Recently, I received a letter from an artist asking what art has influenced my work. It has become apparent to me that logging a collection of images and descriptions of artists I am interested in would be helpful for not only myself but for artists, curators, and supporters of my work.
For the past few months I have tried to make a habit of watching an episode of the Masterworks series by RM Arts (in co-production with WDR). These videos are available through Amazon, and included at no extra charge if you have an Amazon Prime account (1).
One artist's work whom I found rather interesting is named Richard Lindner (1),
Ilija Bašičević - Bosilj
I recently saw this painting in person while enjoying a trip to Philadelphia. It is a remarkable painting, unfortunately, this photo does not capture the details make this piece so inspiring. If you were to stand in front of this work, you would notice how beautifully he has rendered the print on the newspaper, the floral pattern on her shirt. I love that he is able to show off his skills in texture and pattern yet avoid a work that is overly cluttered. His ability to compartmentalize moments of detail, and develop a visual math that understands how to remove detail from some objects and place that energy elsewhere is something I greatly appreciate. It appears to me that Shahn has created his own sense of what a balanced picture is, for some it may seem kind of busy or awkward, but I find his works to be just enough information for me to use my imagination to fill in the less detailed forms, and took enjoy the manner in which he executes moments of detail work.

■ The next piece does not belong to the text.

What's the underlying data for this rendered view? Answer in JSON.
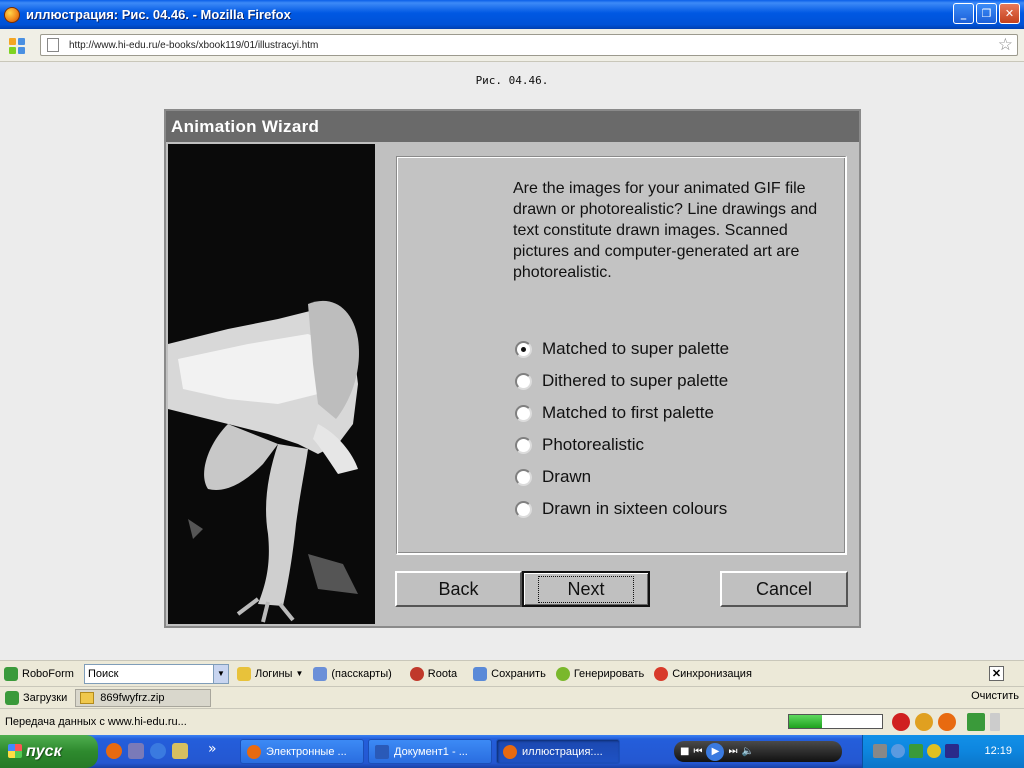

Yesterday, I started reading the self titled book "Ben Shahn", in this book he notes a story from the old testament that had bothered him such a great deal, that after reading this book in school (he went to a school geared towards teaching Jewish culture) he refused to return to school for a week (2). Below is a summary of how early Ben Shahn developed a passion for justice, and I can see how this outlook on life plays an integral part in how he creates a sense of control and balance within the picture plane.
"I hate injustice," he told an interviewer in 1944. "I guess that's about the only thing that I really do hate. I've hated injustice ever since I read a story in school."

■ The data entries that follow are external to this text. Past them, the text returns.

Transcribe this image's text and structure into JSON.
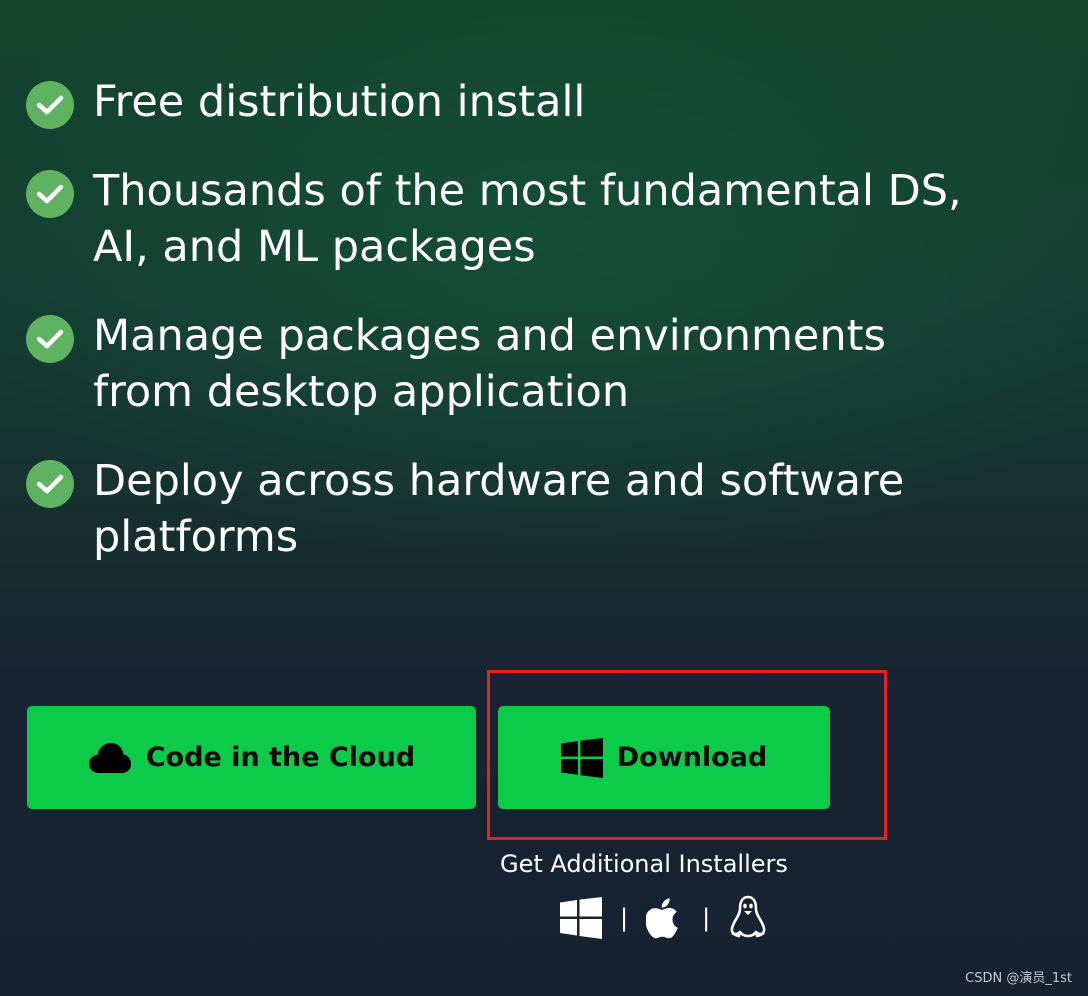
{
  "features": [
    {
      "text": "Free distribution install"
    },
    {
      "text": "Thousands of the most fundamental DS,\nAI, and ML packages"
    },
    {
      "text": "Manage packages and environments\nfrom desktop application"
    },
    {
      "text": "Deploy across hardware and software\nplatforms"
    }
  ],
  "buttons": {
    "cloud_label": "Code in the Cloud",
    "download_label": "Download"
  },
  "installers": {
    "label": "Get Additional Installers",
    "separator": "|",
    "icons": [
      "windows-icon",
      "apple-icon",
      "linux-icon"
    ]
  },
  "watermark": "CSDN @演员_1st",
  "colors": {
    "button_green": "#0ccb48",
    "check_green": "#5fb25f",
    "highlight_red": "#e8211f"
  }
}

He repeated that story throughout his lifetime. It was a part of his Bible studies, and it concerned the building of Solomon's temple and the carrying of the Ark of the Covenant into that temple. According to the story, the Ark was to be brought in by two oxen; it rested precariously on a pole laced between them. The Lord warned that the pole would inevitably totter, but demanded that no one touch it since it was God's Ark, and He would take care of it. This was a test of faith. Of course, the Ark did totter, and one man did touch it, instinctively, in order to stop it from falling. Immediately, as he had been warned, the well-intentioned man was struck dead.
Young Ben, enraged, began to argue with his teacher. God was unjust, he insisted, and he refused to return to school until this injustice was officially admitted. After a week or ten days, and endless discussions between his teacher and his grandfather, Ben returned to school.
Other works I found interesting this month...